(Page and application data records)
......

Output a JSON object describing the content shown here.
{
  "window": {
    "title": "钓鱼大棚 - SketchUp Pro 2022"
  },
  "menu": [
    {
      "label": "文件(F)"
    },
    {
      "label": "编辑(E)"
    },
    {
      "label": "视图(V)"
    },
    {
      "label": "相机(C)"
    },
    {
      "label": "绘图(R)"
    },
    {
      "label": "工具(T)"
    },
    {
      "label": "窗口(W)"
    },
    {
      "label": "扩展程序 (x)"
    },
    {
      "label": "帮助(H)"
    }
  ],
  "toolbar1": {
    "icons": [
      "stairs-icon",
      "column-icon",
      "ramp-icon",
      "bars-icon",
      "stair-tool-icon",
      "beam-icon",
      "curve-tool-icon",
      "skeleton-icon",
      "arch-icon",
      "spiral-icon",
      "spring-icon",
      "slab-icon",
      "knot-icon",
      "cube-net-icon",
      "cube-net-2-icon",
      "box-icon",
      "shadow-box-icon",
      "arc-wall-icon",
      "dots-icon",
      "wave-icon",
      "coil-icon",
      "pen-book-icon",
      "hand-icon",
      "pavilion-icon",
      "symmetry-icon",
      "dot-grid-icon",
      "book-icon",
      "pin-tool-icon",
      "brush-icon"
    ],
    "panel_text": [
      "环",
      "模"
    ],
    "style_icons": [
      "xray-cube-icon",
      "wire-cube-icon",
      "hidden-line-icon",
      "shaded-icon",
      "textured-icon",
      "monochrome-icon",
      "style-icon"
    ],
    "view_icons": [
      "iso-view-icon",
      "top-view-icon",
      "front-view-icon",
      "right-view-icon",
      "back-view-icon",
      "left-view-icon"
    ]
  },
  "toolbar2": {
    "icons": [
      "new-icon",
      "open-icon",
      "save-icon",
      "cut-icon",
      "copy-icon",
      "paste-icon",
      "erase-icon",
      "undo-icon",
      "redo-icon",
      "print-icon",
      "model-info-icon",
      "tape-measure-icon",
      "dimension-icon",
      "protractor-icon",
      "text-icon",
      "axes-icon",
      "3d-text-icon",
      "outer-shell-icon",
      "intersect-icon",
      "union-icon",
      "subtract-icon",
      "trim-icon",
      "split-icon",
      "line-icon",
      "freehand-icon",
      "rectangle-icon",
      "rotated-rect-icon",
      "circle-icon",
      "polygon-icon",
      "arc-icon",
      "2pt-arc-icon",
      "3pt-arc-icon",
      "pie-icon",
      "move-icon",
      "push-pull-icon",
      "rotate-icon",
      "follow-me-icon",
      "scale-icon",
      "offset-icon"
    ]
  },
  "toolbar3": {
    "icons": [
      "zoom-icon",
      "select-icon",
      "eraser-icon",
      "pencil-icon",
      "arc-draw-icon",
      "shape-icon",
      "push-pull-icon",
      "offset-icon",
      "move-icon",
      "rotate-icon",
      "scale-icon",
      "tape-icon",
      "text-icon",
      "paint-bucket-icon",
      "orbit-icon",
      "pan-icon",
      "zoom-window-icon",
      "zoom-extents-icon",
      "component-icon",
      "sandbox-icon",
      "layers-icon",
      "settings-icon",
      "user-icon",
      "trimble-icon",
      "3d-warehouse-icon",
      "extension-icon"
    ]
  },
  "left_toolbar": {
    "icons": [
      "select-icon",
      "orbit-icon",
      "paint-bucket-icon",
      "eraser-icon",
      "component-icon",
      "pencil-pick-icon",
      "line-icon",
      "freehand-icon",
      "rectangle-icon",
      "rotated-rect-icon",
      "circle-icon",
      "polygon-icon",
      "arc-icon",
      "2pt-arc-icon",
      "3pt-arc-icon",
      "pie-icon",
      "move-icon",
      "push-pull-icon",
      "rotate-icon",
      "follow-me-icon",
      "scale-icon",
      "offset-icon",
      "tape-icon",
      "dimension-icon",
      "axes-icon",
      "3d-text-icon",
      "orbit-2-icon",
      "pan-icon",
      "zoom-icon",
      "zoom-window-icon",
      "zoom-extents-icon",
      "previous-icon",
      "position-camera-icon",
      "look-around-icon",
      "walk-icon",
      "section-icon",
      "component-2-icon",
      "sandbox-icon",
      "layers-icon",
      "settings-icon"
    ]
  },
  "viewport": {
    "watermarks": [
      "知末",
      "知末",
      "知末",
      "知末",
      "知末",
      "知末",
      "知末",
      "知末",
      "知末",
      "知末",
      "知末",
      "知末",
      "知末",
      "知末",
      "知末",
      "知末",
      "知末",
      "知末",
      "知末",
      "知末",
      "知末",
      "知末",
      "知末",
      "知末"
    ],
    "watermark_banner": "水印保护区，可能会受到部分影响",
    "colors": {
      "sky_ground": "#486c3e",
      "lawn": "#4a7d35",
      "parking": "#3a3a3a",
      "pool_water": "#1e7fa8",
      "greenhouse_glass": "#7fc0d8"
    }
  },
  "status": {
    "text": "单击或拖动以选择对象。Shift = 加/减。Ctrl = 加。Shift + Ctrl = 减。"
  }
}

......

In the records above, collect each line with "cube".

      "cube-net-icon",
      "cube-net-2-icon",
      "xray-cube-icon",
      "wire-cube-icon",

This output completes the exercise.